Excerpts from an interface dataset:
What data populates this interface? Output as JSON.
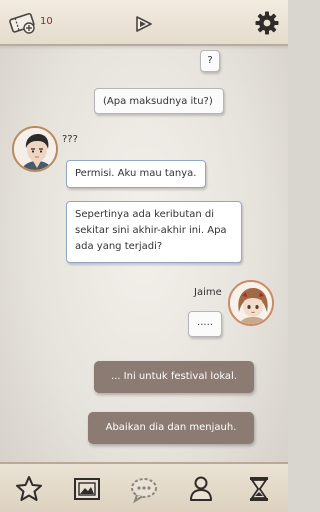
{
  "header": {
    "ticket_count": "10"
  },
  "messages": [
    {
      "sender": "player",
      "text": "?"
    },
    {
      "sender": "player",
      "text": "(Apa maksudnya itu?)"
    },
    {
      "sender": "npc",
      "speaker": "???",
      "text": "Permisi. Aku mau tanya."
    },
    {
      "sender": "npc",
      "speaker": "???",
      "text": "Sepertinya ada keributan di sekitar sini akhir-akhir ini. Apa ada yang terjadi?"
    },
    {
      "sender": "player",
      "speaker": "Jaime",
      "text": "....."
    }
  ],
  "choices": [
    "... Ini untuk festival lokal.",
    "Abaikan dia dan menjauh."
  ],
  "nav": {
    "items": [
      "star-icon",
      "album-icon",
      "chat-icon",
      "profile-icon",
      "hourglass-icon"
    ]
  },
  "colors": {
    "npc_bubble_border": "#8fa8c6",
    "choice_bg": "#8c7b72",
    "ticket_count": "#8a2b24"
  }
}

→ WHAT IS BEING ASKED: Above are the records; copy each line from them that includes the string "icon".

→ RESULT OF THIS EXERCISE:
      "star-icon",
      "album-icon",
      "chat-icon",
      "profile-icon",
      "hourglass-icon"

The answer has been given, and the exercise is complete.